__Work request__
From the records below, copy each line that has the word "years" in it.

__Items from an interface collection__
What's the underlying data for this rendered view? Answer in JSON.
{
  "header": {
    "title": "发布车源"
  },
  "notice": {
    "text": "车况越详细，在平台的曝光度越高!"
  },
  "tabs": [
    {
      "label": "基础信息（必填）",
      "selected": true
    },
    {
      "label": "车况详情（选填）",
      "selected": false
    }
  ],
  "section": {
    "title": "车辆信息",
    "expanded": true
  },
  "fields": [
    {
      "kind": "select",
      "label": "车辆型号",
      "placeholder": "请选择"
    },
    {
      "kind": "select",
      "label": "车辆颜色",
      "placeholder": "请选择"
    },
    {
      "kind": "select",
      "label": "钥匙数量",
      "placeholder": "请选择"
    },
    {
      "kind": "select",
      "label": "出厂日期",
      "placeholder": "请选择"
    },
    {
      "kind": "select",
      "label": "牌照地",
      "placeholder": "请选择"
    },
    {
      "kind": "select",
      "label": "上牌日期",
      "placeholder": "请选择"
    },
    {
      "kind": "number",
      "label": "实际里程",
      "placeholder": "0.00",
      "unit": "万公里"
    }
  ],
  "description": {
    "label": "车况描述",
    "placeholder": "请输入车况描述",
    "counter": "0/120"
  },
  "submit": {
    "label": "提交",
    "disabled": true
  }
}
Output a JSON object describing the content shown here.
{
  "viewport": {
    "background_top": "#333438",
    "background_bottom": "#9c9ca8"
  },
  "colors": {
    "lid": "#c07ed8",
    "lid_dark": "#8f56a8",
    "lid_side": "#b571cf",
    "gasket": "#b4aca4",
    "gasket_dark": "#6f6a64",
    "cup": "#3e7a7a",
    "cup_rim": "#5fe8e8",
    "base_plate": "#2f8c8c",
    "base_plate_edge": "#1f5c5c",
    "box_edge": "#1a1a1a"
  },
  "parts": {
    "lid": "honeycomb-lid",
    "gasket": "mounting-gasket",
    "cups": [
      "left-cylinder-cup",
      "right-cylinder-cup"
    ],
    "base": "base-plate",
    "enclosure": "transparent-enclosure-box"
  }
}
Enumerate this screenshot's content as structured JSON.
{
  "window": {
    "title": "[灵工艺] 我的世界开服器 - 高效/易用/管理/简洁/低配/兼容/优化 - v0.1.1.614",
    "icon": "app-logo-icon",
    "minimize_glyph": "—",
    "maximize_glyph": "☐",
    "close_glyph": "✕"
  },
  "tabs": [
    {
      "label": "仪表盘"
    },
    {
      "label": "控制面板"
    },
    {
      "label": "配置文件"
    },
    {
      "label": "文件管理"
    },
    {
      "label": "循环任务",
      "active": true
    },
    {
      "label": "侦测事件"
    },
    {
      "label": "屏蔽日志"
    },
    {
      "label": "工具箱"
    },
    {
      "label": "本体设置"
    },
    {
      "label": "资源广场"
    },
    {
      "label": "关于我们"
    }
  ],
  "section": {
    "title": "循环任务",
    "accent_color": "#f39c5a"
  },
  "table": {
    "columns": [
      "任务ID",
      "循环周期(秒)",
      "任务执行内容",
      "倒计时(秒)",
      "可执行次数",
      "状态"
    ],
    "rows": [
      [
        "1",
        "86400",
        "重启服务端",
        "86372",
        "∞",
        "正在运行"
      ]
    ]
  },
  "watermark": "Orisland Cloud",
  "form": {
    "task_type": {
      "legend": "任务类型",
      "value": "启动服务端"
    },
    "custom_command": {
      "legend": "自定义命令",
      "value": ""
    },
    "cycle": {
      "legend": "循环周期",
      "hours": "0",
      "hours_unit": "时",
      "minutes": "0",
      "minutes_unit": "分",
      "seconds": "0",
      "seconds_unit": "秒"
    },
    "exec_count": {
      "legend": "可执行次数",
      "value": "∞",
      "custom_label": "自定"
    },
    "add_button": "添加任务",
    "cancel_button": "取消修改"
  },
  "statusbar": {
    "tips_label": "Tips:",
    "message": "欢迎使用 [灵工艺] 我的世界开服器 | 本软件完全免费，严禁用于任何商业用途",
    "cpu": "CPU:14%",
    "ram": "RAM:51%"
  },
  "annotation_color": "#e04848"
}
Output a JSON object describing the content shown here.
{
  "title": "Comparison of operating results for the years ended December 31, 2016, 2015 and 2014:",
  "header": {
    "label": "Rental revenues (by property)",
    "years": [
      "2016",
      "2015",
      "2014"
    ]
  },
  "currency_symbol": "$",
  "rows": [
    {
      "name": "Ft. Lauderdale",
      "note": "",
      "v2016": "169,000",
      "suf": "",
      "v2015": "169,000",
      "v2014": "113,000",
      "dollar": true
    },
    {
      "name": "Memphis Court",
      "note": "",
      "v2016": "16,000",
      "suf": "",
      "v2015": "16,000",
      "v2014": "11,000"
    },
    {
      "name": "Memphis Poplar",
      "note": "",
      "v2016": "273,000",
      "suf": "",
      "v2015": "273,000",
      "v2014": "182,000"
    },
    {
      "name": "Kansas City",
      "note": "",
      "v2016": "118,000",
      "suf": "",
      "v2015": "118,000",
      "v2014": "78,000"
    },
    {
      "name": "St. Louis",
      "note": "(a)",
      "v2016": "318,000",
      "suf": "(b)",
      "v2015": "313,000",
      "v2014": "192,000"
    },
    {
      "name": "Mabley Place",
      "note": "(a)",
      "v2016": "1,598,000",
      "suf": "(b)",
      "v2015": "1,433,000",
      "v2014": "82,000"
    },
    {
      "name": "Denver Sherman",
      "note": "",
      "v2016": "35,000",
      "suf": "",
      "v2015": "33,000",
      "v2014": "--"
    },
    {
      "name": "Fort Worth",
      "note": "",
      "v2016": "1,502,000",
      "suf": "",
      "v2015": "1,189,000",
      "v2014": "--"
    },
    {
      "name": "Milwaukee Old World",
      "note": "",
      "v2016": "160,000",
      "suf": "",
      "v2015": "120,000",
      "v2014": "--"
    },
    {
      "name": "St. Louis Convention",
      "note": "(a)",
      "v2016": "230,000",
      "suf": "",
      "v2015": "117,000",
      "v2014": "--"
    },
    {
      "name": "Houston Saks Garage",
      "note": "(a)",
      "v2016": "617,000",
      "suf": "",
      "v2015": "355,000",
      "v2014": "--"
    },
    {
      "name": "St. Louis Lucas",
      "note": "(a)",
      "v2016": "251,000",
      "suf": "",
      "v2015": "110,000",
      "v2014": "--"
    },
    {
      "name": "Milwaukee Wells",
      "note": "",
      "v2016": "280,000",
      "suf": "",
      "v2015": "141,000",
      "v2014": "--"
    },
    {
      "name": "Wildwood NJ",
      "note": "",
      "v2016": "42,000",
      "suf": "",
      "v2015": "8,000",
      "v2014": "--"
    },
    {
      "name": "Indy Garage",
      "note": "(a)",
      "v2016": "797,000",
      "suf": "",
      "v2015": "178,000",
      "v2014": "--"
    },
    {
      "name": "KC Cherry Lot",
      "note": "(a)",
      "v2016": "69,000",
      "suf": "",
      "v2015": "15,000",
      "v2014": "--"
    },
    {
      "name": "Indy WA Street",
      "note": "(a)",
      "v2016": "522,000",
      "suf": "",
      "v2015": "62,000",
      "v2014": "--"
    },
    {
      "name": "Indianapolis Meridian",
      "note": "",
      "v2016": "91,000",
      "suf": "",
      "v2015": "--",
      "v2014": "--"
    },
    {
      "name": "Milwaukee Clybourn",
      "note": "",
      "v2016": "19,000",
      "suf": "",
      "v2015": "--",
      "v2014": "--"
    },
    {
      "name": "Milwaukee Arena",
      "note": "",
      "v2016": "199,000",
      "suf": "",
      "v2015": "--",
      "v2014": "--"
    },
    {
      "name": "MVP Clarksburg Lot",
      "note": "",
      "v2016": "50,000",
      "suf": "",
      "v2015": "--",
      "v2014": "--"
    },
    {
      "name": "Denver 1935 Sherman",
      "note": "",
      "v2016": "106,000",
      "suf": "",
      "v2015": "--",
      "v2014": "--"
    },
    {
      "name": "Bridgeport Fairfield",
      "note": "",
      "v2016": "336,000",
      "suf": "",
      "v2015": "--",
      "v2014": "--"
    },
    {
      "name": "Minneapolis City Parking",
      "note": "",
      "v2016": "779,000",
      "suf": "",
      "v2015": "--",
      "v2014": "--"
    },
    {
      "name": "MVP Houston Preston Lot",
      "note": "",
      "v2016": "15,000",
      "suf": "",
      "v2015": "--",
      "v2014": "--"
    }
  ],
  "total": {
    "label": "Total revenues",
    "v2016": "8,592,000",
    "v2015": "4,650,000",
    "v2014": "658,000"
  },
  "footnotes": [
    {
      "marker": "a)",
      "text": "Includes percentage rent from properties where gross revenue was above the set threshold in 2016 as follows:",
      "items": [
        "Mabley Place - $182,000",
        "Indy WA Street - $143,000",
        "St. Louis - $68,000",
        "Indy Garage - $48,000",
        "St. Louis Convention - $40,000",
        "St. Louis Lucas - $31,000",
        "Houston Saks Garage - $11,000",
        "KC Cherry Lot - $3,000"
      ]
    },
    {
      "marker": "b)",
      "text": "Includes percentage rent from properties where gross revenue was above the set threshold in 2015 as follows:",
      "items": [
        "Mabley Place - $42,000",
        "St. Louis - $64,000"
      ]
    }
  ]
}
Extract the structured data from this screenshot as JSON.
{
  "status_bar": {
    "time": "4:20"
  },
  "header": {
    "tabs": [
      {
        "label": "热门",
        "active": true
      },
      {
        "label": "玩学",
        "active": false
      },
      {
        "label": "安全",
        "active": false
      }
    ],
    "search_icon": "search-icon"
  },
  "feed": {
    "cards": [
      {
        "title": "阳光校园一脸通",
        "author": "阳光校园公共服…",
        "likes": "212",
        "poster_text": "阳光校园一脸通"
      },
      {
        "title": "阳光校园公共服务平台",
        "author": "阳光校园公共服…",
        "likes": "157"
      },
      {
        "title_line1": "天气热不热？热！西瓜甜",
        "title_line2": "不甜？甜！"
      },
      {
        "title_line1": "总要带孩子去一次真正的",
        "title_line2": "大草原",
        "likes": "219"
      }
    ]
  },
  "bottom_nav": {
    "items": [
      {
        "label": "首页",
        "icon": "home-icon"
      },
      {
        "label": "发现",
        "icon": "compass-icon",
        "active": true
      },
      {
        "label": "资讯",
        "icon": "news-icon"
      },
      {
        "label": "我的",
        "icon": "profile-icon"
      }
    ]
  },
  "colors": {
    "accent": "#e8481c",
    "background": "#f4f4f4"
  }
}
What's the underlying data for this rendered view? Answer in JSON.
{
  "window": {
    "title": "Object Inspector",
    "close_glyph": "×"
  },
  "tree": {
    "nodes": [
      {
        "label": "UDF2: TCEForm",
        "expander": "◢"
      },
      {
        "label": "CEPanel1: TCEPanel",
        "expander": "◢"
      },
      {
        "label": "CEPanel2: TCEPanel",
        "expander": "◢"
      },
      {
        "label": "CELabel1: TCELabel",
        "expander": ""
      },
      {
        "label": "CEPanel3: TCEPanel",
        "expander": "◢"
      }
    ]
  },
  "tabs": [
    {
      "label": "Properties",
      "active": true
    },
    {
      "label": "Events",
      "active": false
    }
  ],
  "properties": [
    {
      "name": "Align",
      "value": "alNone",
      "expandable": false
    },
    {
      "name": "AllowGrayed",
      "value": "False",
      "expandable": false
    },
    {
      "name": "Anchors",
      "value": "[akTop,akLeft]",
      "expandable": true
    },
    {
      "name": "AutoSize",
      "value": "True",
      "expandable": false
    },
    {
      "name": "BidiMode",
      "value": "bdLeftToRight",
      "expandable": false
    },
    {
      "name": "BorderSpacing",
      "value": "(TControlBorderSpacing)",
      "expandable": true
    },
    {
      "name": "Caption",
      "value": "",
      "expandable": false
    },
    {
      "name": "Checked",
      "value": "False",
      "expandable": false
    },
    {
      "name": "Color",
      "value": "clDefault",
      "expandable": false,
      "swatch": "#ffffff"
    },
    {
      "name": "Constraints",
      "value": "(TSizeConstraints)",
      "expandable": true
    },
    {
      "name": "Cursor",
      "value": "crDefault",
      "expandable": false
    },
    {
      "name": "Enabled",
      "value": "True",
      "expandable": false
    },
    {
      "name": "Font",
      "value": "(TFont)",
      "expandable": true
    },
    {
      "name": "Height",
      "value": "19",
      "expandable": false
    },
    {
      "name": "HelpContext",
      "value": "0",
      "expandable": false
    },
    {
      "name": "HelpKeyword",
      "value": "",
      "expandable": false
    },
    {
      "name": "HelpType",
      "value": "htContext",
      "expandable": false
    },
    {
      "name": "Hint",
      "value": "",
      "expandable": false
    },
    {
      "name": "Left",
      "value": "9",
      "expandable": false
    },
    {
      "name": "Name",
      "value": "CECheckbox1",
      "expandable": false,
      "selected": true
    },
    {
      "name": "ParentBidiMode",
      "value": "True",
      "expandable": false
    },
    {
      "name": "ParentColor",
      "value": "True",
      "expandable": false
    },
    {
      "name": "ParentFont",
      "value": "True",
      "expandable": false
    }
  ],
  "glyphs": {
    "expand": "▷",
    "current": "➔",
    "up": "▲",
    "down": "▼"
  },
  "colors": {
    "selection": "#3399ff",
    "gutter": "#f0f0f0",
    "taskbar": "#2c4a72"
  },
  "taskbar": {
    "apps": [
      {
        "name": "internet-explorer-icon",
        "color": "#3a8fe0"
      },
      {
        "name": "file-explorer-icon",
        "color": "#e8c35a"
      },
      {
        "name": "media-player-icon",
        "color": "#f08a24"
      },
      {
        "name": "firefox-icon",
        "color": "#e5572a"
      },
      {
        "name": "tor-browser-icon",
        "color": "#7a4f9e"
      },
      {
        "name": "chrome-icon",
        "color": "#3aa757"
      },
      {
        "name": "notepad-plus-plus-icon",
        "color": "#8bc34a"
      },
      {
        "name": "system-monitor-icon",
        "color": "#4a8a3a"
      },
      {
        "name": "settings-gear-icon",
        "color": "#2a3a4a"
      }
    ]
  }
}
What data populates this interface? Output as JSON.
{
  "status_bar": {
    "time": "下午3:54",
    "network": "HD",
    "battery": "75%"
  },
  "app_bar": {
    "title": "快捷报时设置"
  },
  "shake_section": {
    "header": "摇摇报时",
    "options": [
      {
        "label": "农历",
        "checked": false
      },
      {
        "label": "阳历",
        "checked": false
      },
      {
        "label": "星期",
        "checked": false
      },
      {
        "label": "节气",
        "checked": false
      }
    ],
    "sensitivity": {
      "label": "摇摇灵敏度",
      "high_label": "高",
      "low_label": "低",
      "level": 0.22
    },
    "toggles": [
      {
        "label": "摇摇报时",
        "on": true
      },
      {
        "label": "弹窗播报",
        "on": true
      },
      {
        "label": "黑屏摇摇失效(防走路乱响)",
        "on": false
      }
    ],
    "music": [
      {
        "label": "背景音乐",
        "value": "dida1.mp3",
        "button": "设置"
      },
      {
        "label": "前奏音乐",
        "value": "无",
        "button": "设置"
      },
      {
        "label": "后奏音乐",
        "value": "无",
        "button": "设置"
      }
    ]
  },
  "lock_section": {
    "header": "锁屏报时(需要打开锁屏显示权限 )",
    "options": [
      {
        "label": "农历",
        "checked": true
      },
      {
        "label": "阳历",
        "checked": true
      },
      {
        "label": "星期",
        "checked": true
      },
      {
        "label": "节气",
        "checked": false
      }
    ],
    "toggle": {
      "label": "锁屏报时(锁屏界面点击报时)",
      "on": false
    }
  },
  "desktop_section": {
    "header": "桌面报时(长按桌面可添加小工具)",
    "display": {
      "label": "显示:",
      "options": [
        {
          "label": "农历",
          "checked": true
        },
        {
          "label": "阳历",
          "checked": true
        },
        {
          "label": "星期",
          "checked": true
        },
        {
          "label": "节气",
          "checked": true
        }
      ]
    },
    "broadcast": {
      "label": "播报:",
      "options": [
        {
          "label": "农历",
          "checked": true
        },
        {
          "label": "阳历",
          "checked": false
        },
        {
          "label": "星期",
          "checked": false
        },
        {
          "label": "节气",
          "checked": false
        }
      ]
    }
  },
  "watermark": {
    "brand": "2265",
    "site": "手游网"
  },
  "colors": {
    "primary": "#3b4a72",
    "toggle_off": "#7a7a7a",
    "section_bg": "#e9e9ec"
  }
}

__Solved problem__
  "title": "Comparison of operating results for the years ended December 31, 2016, 2015 and 2014:",
    "years": [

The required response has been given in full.